YOUR GOAL:
Could every line of the data be printed exactly as it reads?

-*-*-

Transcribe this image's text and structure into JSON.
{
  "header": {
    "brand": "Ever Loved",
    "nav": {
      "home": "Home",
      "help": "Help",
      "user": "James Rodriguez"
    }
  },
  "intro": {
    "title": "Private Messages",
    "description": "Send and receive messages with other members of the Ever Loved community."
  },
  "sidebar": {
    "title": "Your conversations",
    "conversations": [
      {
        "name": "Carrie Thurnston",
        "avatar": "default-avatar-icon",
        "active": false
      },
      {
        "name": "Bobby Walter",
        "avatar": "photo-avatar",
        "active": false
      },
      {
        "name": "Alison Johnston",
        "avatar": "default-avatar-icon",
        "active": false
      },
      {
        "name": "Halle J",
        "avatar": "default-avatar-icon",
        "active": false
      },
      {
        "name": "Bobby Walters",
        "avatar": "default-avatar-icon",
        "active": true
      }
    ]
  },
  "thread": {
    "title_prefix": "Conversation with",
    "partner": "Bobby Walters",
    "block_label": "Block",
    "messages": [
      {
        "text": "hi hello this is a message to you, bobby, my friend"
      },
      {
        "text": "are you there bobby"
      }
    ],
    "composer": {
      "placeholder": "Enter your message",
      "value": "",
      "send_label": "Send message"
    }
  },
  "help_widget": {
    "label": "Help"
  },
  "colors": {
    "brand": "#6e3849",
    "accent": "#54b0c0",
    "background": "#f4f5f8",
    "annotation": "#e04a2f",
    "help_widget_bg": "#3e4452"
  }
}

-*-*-

TASK RESPONSE:
Transcribe this image's text and structure into JSON.
{
  "header": {
    "brand": "Ever Loved",
    "nav": {
      "home": "Home",
      "help": "Help",
      "user": "James Rodriguez"
    }
  },
  "intro": {
    "title": "Private Messages",
    "description": "Send and receive messages with other members of the Ever Loved community."
  },
  "sidebar": {
    "title": "Your conversations",
    "conversations": [
      {
        "name": "Carrie Thurnston",
        "avatar": "default-avatar-icon",
        "active": false
      },
      {
        "name": "Bobby Walter",
        "avatar": "photo-avatar",
        "active": false
      },
      {
        "name": "Alison Johnston",
        "avatar": "default-avatar-icon",
        "active": false
      },
      {
        "name": "Halle J",
        "avatar": "default-avatar-icon",
        "active": false
      },
      {
        "name": "Bobby Walters",
        "avatar": "default-avatar-icon",
        "active": true
      }
    ]
  },
  "thread": {
    "title_prefix": "Conversation with",
    "partner": "Bobby Walters",
    "block_label": "Block",
    "messages": [
      {
        "text": "hi hello this is a message to you, bobby, my friend"
      },
      {
        "text": "are you there bobby"
      }
    ],
    "composer": {
      "placeholder": "Enter your message",
      "value": "",
      "send_label": "Send message"
    }
  },
  "help_widget": {
    "label": "Help"
  },
  "colors": {
    "brand": "#6e3849",
    "accent": "#54b0c0",
    "background": "#f4f5f8",
    "annotation": "#e04a2f",
    "help_widget_bg": "#3e4452"
  }
}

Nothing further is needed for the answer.